We hope we help the reader imagine the world between the first and last page and inspire them to love reading.
Praise | Awards


Starred Review, Publishers Weekly, August 8, 2011:
"Forceful and iconic, the Dillons’ (The Secret River) woodcut-style paintings use gentle colors and strong lines to telegraph scary sequences, but do not dwell on them...The willingness to turn the dark history of the past into literature takes not just talent but courage. McKissack has both."

Starred Review, School Library Journal, August 2011:
"The pictures demonstrate the miracle of superb book illustration: how something that lies flat on the page can convey such depth, texture, and feeling. This sad but powerful tale will not be easily accessible to many kids, but here’s hoping that there are a lot of patient and appreciative adults (teachers, parents, librarians) to introduce them to it."

Starred Review, Booklist, September 1, 2011:
"The dramatic, thickly outlined acrylic-andwatercolor illustrations extend the story’s magical realism and intensify the anguish and grief in the words. Both words and images come together in a conclusion that brings hope, with the promise of freedom"

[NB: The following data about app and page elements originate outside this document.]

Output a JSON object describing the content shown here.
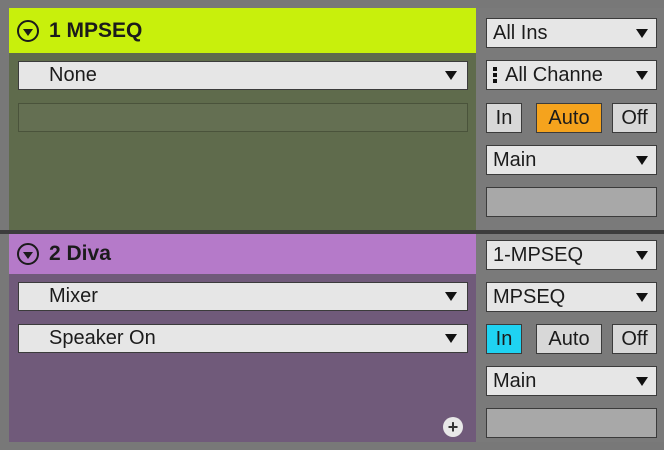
{
  "tracks": [
    {
      "name": "1 MPSEQ",
      "header_color": "#c8f00c",
      "instrument_select": "None",
      "input_type": "All Ins",
      "input_channel": "All Channe",
      "monitor": {
        "in": "In",
        "auto": "Auto",
        "off": "Off",
        "active": "auto"
      },
      "output": "Main"
    },
    {
      "name": "2 Diva",
      "header_color": "#b57ac9",
      "instrument_select": "Mixer",
      "instrument_sub_select": "Speaker On",
      "input_type": "1-MPSEQ",
      "input_channel": "MPSEQ",
      "monitor": {
        "in": "In",
        "auto": "Auto",
        "off": "Off",
        "active": "in"
      },
      "output": "Main"
    }
  ],
  "icons": {
    "fold": "circle-chevron-down-icon",
    "channel": "channel-grid-icon",
    "dropdown": "triangle-down-icon",
    "add": "plus-circle-icon"
  }
}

Starred Review, Kirkus Reviews, September 1, 2011:
"Sounds of drums and song for each element (Fire is “Kiki Karum Kiki Karum Kiki Karum,” while Water is “Shum Da Da We Da Shum Da Da We Da,” for instance) emphasize the storyteller’s voice in the narrative, inviting listeners to participate and engage. Full-page and border paintings in acrylic and watercolor use strong black lines, almost like woodcut engravings, in deep browns, earth colors and subtle jewel tones against creamy backgrounds...A totally absorbing poetic celebration of loss and redemption."

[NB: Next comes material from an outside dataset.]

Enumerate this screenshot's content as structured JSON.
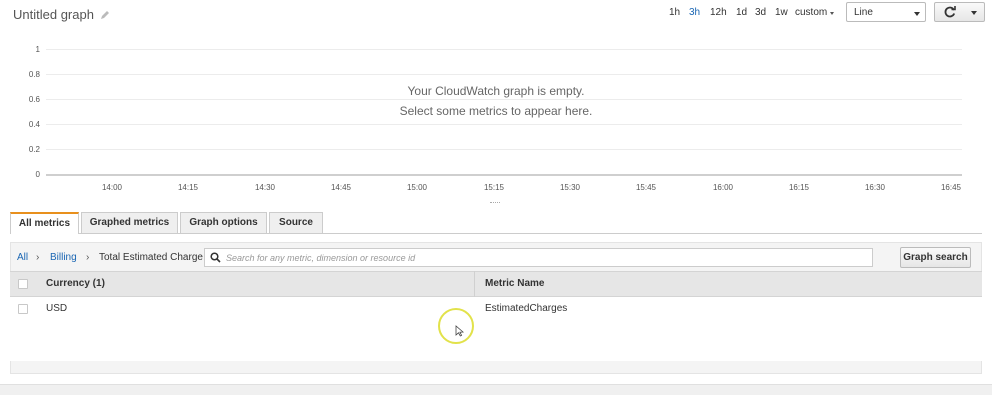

Starred Review, The Bulletin of the Center for Children's Books, November 1, 2011:
“McKissak gives her legend-making genuine momentum as well as scope….Stories of the middle passage rarely focus on the pain of those left behind, and this is a creative yet poignant treatment of that grief.”


WINNER 2011 National Parenting Publications Awards (NAPPA) Gold Award
WINNER 2011 Booklist Children's Editors' Choice
WINNER 2011 Bulletin Blue Ribbon Book
WINNER 2012 Notable Books for a Global Society Award
WINNER 2012 Parents' Choice Gold Award
NOMINEE Bank Street Child Study Children's Book Award
NOMINEE NCSS/CBC Notable Children's Trade Books in the Field of Social Studies
HONOR Coretta Scott King Author Award
WINNER 2011 Oppenheim Toy Portfolio
WINNER 2012 Pen/Steven Kroll Award
NOMINEE ALA Notable Children's Book
HONOR Coretta Scott King Author Honor
Teachers Guide

Your E-Mail Address
send me a copy

Recipient's E-Mail Address
(multiple addresses may be separated by commas)

A personal message: